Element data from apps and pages
►
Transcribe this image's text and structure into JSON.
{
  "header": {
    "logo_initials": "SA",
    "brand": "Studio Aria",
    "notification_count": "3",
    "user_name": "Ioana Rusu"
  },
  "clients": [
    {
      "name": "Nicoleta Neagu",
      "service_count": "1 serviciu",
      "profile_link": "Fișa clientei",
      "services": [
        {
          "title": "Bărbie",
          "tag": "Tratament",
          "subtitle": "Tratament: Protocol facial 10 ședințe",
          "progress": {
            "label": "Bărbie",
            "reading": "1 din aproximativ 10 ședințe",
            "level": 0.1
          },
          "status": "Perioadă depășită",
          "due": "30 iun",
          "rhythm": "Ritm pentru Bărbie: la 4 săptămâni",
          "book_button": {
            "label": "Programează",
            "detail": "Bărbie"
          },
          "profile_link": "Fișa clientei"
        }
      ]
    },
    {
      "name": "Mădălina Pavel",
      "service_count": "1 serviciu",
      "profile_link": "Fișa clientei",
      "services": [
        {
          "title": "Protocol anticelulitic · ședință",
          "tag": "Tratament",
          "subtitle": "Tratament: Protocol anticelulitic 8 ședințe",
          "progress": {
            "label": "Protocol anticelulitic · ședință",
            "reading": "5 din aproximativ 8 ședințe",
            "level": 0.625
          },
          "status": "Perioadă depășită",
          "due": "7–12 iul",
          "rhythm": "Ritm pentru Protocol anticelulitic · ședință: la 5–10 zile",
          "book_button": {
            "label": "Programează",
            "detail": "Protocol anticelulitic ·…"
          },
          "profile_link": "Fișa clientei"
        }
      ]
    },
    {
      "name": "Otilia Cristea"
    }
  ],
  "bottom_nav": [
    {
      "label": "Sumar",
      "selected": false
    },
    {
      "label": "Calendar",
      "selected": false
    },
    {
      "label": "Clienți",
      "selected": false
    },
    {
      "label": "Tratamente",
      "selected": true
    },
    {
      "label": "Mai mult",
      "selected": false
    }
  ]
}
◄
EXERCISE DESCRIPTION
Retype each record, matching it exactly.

EXPECTED ANSWER
Transcribe this image's text and structure into JSON.
{
  "header": {
    "logo_initials": "SA",
    "brand": "Studio Aria",
    "notification_count": "3",
    "user_name": "Ioana Rusu"
  },
  "clients": [
    {
      "name": "Nicoleta Neagu",
      "service_count": "1 serviciu",
      "profile_link": "Fișa clientei",
      "services": [
        {
          "title": "Bărbie",
          "tag": "Tratament",
          "subtitle": "Tratament: Protocol facial 10 ședințe",
          "progress": {
            "label": "Bărbie",
            "reading": "1 din aproximativ 10 ședințe",
            "level": 0.1
          },
          "status": "Perioadă depășită",
          "due": "30 iun",
          "rhythm": "Ritm pentru Bărbie: la 4 săptămâni",
          "book_button": {
            "label": "Programează",
            "detail": "Bărbie"
          },
          "profile_link": "Fișa clientei"
        }
      ]
    },
    {
      "name": "Mădălina Pavel",
      "service_count": "1 serviciu",
      "profile_link": "Fișa clientei",
      "services": [
        {
          "title": "Protocol anticelulitic · ședință",
          "tag": "Tratament",
          "subtitle": "Tratament: Protocol anticelulitic 8 ședințe",
          "progress": {
            "label": "Protocol anticelulitic · ședință",
            "reading": "5 din aproximativ 8 ședințe",
            "level": 0.625
          },
          "status": "Perioadă depășită",
          "due": "7–12 iul",
          "rhythm": "Ritm pentru Protocol anticelulitic · ședință: la 5–10 zile",
          "book_button": {
            "label": "Programează",
            "detail": "Protocol anticelulitic ·…"
          },
          "profile_link": "Fișa clientei"
        }
      ]
    },
    {
      "name": "Otilia Cristea"
    }
  ],
  "bottom_nav": [
    {
      "label": "Sumar",
      "selected": false
    },
    {
      "label": "Calendar",
      "selected": false
    },
    {
      "label": "Clienți",
      "selected": false
    },
    {
      "label": "Tratamente",
      "selected": true
    },
    {
      "label": "Mai mult",
      "selected": false
    }
  ]
}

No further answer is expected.